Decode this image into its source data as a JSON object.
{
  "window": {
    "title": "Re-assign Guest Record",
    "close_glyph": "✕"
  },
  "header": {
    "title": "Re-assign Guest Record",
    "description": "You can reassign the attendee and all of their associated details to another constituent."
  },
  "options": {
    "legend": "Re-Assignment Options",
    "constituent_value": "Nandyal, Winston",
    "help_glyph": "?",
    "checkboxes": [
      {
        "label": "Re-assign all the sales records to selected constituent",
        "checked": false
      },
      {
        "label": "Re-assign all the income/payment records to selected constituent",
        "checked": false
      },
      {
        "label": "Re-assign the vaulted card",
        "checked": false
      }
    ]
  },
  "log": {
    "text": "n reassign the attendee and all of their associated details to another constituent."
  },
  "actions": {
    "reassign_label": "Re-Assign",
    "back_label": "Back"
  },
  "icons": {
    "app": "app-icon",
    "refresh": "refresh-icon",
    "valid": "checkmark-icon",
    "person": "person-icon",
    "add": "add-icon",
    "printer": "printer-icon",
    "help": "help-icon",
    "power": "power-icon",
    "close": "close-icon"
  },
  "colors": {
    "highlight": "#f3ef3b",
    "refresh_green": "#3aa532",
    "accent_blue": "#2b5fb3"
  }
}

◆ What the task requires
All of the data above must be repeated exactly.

◆ Your solution
Decode this image into its source data as a JSON object.
{
  "window": {
    "title": "Re-assign Guest Record",
    "close_glyph": "✕"
  },
  "header": {
    "title": "Re-assign Guest Record",
    "description": "You can reassign the attendee and all of their associated details to another constituent."
  },
  "options": {
    "legend": "Re-Assignment Options",
    "constituent_value": "Nandyal, Winston",
    "help_glyph": "?",
    "checkboxes": [
      {
        "label": "Re-assign all the sales records to selected constituent",
        "checked": false
      },
      {
        "label": "Re-assign all the income/payment records to selected constituent",
        "checked": false
      },
      {
        "label": "Re-assign the vaulted card",
        "checked": false
      }
    ]
  },
  "log": {
    "text": "n reassign the attendee and all of their associated details to another constituent."
  },
  "actions": {
    "reassign_label": "Re-Assign",
    "back_label": "Back"
  },
  "icons": {
    "app": "app-icon",
    "refresh": "refresh-icon",
    "valid": "checkmark-icon",
    "person": "person-icon",
    "add": "add-icon",
    "printer": "printer-icon",
    "help": "help-icon",
    "power": "power-icon",
    "close": "close-icon"
  },
  "colors": {
    "highlight": "#f3ef3b",
    "refresh_green": "#3aa532",
    "accent_blue": "#2b5fb3"
  }
}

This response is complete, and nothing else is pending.